THE DATA
▶
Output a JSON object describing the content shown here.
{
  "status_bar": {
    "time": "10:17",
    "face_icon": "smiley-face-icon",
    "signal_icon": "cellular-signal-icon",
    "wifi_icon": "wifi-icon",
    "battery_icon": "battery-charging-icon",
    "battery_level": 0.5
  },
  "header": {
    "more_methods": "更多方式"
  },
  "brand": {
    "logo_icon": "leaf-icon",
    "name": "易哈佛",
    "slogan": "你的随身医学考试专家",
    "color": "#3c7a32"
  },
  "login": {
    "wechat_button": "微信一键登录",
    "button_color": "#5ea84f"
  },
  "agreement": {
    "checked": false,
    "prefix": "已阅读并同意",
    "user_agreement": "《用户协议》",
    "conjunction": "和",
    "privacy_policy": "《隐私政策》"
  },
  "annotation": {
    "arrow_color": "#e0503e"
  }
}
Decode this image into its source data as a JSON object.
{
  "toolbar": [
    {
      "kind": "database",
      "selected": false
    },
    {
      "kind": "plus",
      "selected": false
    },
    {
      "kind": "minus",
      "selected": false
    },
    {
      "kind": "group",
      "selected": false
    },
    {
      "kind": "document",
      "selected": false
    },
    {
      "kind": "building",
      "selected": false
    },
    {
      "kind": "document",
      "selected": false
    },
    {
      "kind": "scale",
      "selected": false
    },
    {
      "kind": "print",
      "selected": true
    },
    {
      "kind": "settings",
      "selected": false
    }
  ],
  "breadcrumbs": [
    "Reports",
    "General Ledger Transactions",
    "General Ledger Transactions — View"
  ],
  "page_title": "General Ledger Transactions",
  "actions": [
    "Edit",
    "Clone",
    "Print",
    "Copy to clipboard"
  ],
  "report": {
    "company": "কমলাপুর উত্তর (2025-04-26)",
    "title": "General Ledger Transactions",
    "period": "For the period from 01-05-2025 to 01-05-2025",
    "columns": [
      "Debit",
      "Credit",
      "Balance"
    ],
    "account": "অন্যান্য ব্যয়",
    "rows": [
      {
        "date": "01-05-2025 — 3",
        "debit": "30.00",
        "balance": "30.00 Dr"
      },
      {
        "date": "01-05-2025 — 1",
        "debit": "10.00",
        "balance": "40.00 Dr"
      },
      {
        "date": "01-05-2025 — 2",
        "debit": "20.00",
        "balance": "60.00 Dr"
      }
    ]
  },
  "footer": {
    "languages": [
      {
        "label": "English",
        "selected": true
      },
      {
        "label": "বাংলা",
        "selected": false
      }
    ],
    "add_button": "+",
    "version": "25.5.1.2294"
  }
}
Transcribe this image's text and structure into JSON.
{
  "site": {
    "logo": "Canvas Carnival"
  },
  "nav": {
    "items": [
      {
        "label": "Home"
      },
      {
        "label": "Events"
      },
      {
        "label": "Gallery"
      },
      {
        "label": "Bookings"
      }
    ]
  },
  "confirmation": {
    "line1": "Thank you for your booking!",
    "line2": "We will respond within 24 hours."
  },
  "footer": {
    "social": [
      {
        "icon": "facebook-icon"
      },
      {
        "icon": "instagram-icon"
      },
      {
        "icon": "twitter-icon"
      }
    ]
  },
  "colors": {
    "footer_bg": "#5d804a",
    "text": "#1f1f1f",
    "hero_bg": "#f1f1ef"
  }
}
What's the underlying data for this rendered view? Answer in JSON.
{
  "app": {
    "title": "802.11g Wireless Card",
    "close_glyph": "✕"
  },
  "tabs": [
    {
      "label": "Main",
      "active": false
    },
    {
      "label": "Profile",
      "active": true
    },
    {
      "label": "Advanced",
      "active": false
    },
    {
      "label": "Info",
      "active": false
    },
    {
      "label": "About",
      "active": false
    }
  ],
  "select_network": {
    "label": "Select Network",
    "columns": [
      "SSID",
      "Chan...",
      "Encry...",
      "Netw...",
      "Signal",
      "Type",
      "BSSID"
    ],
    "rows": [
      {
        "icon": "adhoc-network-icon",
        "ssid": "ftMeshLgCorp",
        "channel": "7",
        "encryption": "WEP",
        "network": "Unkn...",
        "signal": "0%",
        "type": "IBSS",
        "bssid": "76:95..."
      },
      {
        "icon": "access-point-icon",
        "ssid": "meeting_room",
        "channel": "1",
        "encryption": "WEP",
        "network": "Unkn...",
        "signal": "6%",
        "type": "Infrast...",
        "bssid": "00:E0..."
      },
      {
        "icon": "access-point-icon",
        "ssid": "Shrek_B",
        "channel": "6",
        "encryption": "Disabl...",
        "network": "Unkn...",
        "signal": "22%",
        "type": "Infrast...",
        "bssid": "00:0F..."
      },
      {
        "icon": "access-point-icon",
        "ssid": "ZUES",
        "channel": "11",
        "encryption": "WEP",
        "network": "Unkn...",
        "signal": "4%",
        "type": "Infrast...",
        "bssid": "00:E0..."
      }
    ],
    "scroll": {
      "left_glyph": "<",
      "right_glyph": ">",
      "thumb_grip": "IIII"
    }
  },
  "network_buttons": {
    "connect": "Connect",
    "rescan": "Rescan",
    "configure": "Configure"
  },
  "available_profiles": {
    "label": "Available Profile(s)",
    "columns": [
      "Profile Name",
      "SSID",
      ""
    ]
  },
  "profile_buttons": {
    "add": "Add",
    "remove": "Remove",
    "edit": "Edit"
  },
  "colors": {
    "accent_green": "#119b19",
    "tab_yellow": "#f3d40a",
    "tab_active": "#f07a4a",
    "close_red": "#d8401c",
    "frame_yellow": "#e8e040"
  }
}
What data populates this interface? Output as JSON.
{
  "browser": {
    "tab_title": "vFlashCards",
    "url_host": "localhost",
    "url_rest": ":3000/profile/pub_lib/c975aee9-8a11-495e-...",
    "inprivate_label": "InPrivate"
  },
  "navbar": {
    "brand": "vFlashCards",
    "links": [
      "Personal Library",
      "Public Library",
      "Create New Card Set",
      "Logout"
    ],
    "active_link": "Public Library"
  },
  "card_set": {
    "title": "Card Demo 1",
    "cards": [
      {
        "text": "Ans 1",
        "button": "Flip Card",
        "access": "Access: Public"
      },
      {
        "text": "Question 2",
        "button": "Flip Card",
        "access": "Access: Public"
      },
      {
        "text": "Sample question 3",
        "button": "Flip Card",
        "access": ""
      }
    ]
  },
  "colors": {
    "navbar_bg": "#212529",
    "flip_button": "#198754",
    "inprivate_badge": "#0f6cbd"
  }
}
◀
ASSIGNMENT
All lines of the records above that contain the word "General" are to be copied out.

REPLY
    "General Ledger Transactions",
    "General Ledger Transactions — View"
  "page_title": "General Ledger Transactions",
    "title": "General Ledger Transactions",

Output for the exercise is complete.